> **Task statement**: Every entry, exactly as given, must be retyped.

(Saved data entries)
----------------

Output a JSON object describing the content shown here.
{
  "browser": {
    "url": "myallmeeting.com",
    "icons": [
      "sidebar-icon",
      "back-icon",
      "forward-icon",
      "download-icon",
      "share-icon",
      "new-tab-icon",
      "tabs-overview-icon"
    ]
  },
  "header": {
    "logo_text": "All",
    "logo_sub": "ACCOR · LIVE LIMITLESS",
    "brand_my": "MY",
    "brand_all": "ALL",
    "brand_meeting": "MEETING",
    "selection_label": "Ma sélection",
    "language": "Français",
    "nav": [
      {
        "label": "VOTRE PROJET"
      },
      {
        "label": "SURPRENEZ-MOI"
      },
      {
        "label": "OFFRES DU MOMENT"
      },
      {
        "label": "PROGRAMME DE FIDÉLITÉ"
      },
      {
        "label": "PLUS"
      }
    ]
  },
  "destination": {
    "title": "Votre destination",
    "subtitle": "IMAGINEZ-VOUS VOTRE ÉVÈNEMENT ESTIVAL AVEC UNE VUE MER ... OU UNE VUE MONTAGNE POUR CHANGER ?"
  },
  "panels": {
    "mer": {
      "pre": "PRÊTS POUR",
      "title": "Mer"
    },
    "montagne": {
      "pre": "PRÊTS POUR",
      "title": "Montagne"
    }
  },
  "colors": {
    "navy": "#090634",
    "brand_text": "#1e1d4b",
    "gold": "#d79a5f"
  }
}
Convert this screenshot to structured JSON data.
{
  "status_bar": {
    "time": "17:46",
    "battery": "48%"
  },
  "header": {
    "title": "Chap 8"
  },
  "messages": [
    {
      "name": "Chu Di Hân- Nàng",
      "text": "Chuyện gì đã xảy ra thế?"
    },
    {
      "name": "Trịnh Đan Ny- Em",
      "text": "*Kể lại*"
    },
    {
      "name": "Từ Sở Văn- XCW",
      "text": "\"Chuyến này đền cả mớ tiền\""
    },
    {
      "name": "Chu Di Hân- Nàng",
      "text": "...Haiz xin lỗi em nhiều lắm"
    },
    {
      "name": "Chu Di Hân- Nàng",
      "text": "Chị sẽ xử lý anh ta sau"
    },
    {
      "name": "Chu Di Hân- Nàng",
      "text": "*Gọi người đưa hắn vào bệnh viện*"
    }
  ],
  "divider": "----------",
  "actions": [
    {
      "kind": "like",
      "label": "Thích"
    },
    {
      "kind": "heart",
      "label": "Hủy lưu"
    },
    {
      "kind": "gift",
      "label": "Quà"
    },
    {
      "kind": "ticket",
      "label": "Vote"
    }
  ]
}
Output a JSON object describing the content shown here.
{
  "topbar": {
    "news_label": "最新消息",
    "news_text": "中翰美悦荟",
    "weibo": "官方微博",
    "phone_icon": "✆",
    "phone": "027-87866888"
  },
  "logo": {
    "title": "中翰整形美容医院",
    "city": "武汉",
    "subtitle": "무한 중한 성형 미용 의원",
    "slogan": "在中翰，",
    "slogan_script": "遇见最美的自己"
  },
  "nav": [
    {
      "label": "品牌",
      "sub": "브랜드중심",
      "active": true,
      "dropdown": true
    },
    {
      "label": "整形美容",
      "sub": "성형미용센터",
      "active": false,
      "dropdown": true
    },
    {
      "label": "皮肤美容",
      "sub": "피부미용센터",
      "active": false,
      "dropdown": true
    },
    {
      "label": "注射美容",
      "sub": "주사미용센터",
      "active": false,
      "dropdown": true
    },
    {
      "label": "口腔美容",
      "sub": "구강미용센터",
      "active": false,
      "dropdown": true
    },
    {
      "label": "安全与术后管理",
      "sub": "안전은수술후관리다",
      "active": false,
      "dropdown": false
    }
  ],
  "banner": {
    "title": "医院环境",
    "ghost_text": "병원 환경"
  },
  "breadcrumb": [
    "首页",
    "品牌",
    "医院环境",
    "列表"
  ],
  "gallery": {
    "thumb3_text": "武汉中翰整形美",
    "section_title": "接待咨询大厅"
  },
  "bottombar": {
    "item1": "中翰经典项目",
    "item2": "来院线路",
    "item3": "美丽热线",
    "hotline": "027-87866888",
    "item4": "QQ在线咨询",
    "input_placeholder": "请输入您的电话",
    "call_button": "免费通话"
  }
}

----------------

> **Problem solution**:
Output a JSON object describing the content shown here.
{
  "browser": {
    "url": "myallmeeting.com",
    "icons": [
      "sidebar-icon",
      "back-icon",
      "forward-icon",
      "download-icon",
      "share-icon",
      "new-tab-icon",
      "tabs-overview-icon"
    ]
  },
  "header": {
    "logo_text": "All",
    "logo_sub": "ACCOR · LIVE LIMITLESS",
    "brand_my": "MY",
    "brand_all": "ALL",
    "brand_meeting": "MEETING",
    "selection_label": "Ma sélection",
    "language": "Français",
    "nav": [
      {
        "label": "VOTRE PROJET"
      },
      {
        "label": "SURPRENEZ-MOI"
      },
      {
        "label": "OFFRES DU MOMENT"
      },
      {
        "label": "PROGRAMME DE FIDÉLITÉ"
      },
      {
        "label": "PLUS"
      }
    ]
  },
  "destination": {
    "title": "Votre destination",
    "subtitle": "IMAGINEZ-VOUS VOTRE ÉVÈNEMENT ESTIVAL AVEC UNE VUE MER ... OU UNE VUE MONTAGNE POUR CHANGER ?"
  },
  "panels": {
    "mer": {
      "pre": "PRÊTS POUR",
      "title": "Mer"
    },
    "montagne": {
      "pre": "PRÊTS POUR",
      "title": "Montagne"
    }
  },
  "colors": {
    "navy": "#090634",
    "brand_text": "#1e1d4b",
    "gold": "#d79a5f"
  }
}
Convert this screenshot to structured JSON data.
{
  "status_bar": {
    "time": "17:46",
    "battery": "48%"
  },
  "header": {
    "title": "Chap 8"
  },
  "messages": [
    {
      "name": "Chu Di Hân- Nàng",
      "text": "Chuyện gì đã xảy ra thế?"
    },
    {
      "name": "Trịnh Đan Ny- Em",
      "text": "*Kể lại*"
    },
    {
      "name": "Từ Sở Văn- XCW",
      "text": "\"Chuyến này đền cả mớ tiền\""
    },
    {
      "name": "Chu Di Hân- Nàng",
      "text": "...Haiz xin lỗi em nhiều lắm"
    },
    {
      "name": "Chu Di Hân- Nàng",
      "text": "Chị sẽ xử lý anh ta sau"
    },
    {
      "name": "Chu Di Hân- Nàng",
      "text": "*Gọi người đưa hắn vào bệnh viện*"
    }
  ],
  "divider": "----------",
  "actions": [
    {
      "kind": "like",
      "label": "Thích"
    },
    {
      "kind": "heart",
      "label": "Hủy lưu"
    },
    {
      "kind": "gift",
      "label": "Quà"
    },
    {
      "kind": "ticket",
      "label": "Vote"
    }
  ]
}
Output a JSON object describing the content shown here.
{
  "topbar": {
    "news_label": "最新消息",
    "news_text": "中翰美悦荟",
    "weibo": "官方微博",
    "phone_icon": "✆",
    "phone": "027-87866888"
  },
  "logo": {
    "title": "中翰整形美容医院",
    "city": "武汉",
    "subtitle": "무한 중한 성형 미용 의원",
    "slogan": "在中翰，",
    "slogan_script": "遇见最美的自己"
  },
  "nav": [
    {
      "label": "品牌",
      "sub": "브랜드중심",
      "active": true,
      "dropdown": true
    },
    {
      "label": "整形美容",
      "sub": "성형미용센터",
      "active": false,
      "dropdown": true
    },
    {
      "label": "皮肤美容",
      "sub": "피부미용센터",
      "active": false,
      "dropdown": true
    },
    {
      "label": "注射美容",
      "sub": "주사미용센터",
      "active": false,
      "dropdown": true
    },
    {
      "label": "口腔美容",
      "sub": "구강미용센터",
      "active": false,
      "dropdown": true
    },
    {
      "label": "安全与术后管理",
      "sub": "안전은수술후관리다",
      "active": false,
      "dropdown": false
    }
  ],
  "banner": {
    "title": "医院环境",
    "ghost_text": "병원 환경"
  },
  "breadcrumb": [
    "首页",
    "品牌",
    "医院环境",
    "列表"
  ],
  "gallery": {
    "thumb3_text": "武汉中翰整形美",
    "section_title": "接待咨询大厅"
  },
  "bottombar": {
    "item1": "中翰经典项目",
    "item2": "来院线路",
    "item3": "美丽热线",
    "hotline": "027-87866888",
    "item4": "QQ在线咨询",
    "input_placeholder": "请输入您的电话",
    "call_button": "免费通话"
  }
}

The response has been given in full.